Data for processing:
###

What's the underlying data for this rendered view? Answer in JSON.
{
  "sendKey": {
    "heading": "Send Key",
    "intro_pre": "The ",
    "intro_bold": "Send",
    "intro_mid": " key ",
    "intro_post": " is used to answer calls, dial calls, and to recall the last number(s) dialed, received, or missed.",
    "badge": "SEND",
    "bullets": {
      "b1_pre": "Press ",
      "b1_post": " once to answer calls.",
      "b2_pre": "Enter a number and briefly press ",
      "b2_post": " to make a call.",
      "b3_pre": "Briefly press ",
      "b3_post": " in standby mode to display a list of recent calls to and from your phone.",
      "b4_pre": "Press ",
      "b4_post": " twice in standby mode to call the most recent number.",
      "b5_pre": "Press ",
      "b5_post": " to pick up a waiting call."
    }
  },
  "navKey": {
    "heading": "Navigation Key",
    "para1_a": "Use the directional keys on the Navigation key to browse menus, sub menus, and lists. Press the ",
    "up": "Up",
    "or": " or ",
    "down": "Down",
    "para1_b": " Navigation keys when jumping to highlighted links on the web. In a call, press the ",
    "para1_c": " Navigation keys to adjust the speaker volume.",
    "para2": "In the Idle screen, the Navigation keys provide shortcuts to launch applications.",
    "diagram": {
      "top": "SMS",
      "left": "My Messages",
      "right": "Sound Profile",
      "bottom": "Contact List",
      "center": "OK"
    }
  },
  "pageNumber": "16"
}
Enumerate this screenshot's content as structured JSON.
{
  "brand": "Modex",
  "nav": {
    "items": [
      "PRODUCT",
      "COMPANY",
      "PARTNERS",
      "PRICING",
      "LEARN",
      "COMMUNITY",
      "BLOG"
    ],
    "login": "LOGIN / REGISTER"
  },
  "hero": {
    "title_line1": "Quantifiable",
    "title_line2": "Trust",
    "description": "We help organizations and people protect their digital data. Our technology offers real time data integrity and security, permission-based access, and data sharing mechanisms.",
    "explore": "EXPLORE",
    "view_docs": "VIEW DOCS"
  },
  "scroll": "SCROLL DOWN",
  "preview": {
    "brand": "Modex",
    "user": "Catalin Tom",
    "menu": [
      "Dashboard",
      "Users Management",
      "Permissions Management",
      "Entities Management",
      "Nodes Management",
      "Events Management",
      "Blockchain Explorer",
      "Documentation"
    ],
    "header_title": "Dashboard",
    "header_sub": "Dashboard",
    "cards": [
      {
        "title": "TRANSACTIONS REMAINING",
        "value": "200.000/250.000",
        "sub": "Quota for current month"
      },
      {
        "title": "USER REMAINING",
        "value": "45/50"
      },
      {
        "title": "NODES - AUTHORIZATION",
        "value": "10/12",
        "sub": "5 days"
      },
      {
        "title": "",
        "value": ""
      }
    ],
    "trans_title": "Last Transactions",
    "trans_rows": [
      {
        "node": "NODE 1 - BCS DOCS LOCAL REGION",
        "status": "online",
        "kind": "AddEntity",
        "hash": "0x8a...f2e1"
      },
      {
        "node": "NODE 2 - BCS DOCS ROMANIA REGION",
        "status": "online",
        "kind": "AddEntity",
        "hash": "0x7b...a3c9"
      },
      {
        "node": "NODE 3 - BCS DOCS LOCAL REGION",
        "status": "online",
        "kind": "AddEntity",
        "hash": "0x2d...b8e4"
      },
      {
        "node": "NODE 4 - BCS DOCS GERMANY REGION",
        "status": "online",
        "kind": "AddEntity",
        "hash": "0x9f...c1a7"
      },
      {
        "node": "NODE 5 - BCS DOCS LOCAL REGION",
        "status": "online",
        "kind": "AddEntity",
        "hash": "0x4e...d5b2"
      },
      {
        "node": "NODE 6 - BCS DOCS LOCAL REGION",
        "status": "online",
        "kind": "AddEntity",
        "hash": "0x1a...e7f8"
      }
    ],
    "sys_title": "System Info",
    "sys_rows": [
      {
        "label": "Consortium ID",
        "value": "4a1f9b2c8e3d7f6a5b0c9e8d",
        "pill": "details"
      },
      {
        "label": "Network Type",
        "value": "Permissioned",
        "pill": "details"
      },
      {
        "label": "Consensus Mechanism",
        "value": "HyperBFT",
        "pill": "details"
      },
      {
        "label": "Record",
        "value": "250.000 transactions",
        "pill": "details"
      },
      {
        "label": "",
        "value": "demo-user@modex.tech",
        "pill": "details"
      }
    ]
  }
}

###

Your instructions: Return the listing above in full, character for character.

Result:
What's the underlying data for this rendered view? Answer in JSON.
{
  "sendKey": {
    "heading": "Send Key",
    "intro_pre": "The ",
    "intro_bold": "Send",
    "intro_mid": " key ",
    "intro_post": " is used to answer calls, dial calls, and to recall the last number(s) dialed, received, or missed.",
    "badge": "SEND",
    "bullets": {
      "b1_pre": "Press ",
      "b1_post": " once to answer calls.",
      "b2_pre": "Enter a number and briefly press ",
      "b2_post": " to make a call.",
      "b3_pre": "Briefly press ",
      "b3_post": " in standby mode to display a list of recent calls to and from your phone.",
      "b4_pre": "Press ",
      "b4_post": " twice in standby mode to call the most recent number.",
      "b5_pre": "Press ",
      "b5_post": " to pick up a waiting call."
    }
  },
  "navKey": {
    "heading": "Navigation Key",
    "para1_a": "Use the directional keys on the Navigation key to browse menus, sub menus, and lists. Press the ",
    "up": "Up",
    "or": " or ",
    "down": "Down",
    "para1_b": " Navigation keys when jumping to highlighted links on the web. In a call, press the ",
    "para1_c": " Navigation keys to adjust the speaker volume.",
    "para2": "In the Idle screen, the Navigation keys provide shortcuts to launch applications.",
    "diagram": {
      "top": "SMS",
      "left": "My Messages",
      "right": "Sound Profile",
      "bottom": "Contact List",
      "center": "OK"
    }
  },
  "pageNumber": "16"
}
Enumerate this screenshot's content as structured JSON.
{
  "brand": "Modex",
  "nav": {
    "items": [
      "PRODUCT",
      "COMPANY",
      "PARTNERS",
      "PRICING",
      "LEARN",
      "COMMUNITY",
      "BLOG"
    ],
    "login": "LOGIN / REGISTER"
  },
  "hero": {
    "title_line1": "Quantifiable",
    "title_line2": "Trust",
    "description": "We help organizations and people protect their digital data. Our technology offers real time data integrity and security, permission-based access, and data sharing mechanisms.",
    "explore": "EXPLORE",
    "view_docs": "VIEW DOCS"
  },
  "scroll": "SCROLL DOWN",
  "preview": {
    "brand": "Modex",
    "user": "Catalin Tom",
    "menu": [
      "Dashboard",
      "Users Management",
      "Permissions Management",
      "Entities Management",
      "Nodes Management",
      "Events Management",
      "Blockchain Explorer",
      "Documentation"
    ],
    "header_title": "Dashboard",
    "header_sub": "Dashboard",
    "cards": [
      {
        "title": "TRANSACTIONS REMAINING",
        "value": "200.000/250.000",
        "sub": "Quota for current month"
      },
      {
        "title": "USER REMAINING",
        "value": "45/50"
      },
      {
        "title": "NODES - AUTHORIZATION",
        "value": "10/12",
        "sub": "5 days"
      },
      {
        "title": "",
        "value": ""
      }
    ],
    "trans_title": "Last Transactions",
    "trans_rows": [
      {
        "node": "NODE 1 - BCS DOCS LOCAL REGION",
        "status": "online",
        "kind": "AddEntity",
        "hash": "0x8a...f2e1"
      },
      {
        "node": "NODE 2 - BCS DOCS ROMANIA REGION",
        "status": "online",
        "kind": "AddEntity",
        "hash": "0x7b...a3c9"
      },
      {
        "node": "NODE 3 - BCS DOCS LOCAL REGION",
        "status": "online",
        "kind": "AddEntity",
        "hash": "0x2d...b8e4"
      },
      {
        "node": "NODE 4 - BCS DOCS GERMANY REGION",
        "status": "online",
        "kind": "AddEntity",
        "hash": "0x9f...c1a7"
      },
      {
        "node": "NODE 5 - BCS DOCS LOCAL REGION",
        "status": "online",
        "kind": "AddEntity",
        "hash": "0x4e...d5b2"
      },
      {
        "node": "NODE 6 - BCS DOCS LOCAL REGION",
        "status": "online",
        "kind": "AddEntity",
        "hash": "0x1a...e7f8"
      }
    ],
    "sys_title": "System Info",
    "sys_rows": [
      {
        "label": "Consortium ID",
        "value": "4a1f9b2c8e3d7f6a5b0c9e8d",
        "pill": "details"
      },
      {
        "label": "Network Type",
        "value": "Permissioned",
        "pill": "details"
      },
      {
        "label": "Consensus Mechanism",
        "value": "HyperBFT",
        "pill": "details"
      },
      {
        "label": "Record",
        "value": "250.000 transactions",
        "pill": "details"
      },
      {
        "label": "",
        "value": "demo-user@modex.tech",
        "pill": "details"
      }
    ]
  }
}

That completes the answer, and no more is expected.